Philadelphia, perhaps, made the smarter decision by abandoning ambitions to issue its own coin. According to Quartz, CityCoins such as MiamiCoin are solely speculative assets that cannot be used to exchange goods or services. It, like most other cryptocurrencies, is a highly volatile asset that investors mine and trade.
There is good news. According to the Miami Herald, the proceeds from the February auction may go to a good cause, offering rental help to low-income people.
However, given the coin’s dropping value, future profits are far from assured. Mining the coin is also extremely tough, with investors needing to put up hundreds of dollars to increase their chances of winning a raffle. The prize: the next block of the MiamiCoin blockchain, with the city receiving 30% of the proceeds.
Critics contend that the effort consumes far too many city resources. Furthermore, CityCoins’ tokens, like all other cryptocurrencies, operate in a regulatory vacuum, with federal agencies closely monitoring the startup’s operations, according to Quartz.
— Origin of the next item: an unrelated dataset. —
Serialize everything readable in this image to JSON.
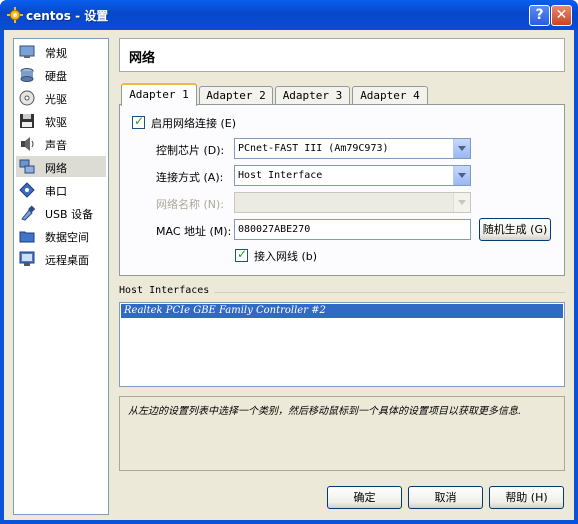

Nobody knows where this leaves MiamiCoin’s future. Suarez, for one, isn’t so sure.
“I’m not sure if it’s going to work,” the mayor told the Miami Herald in February. “Innovation is not always successful.”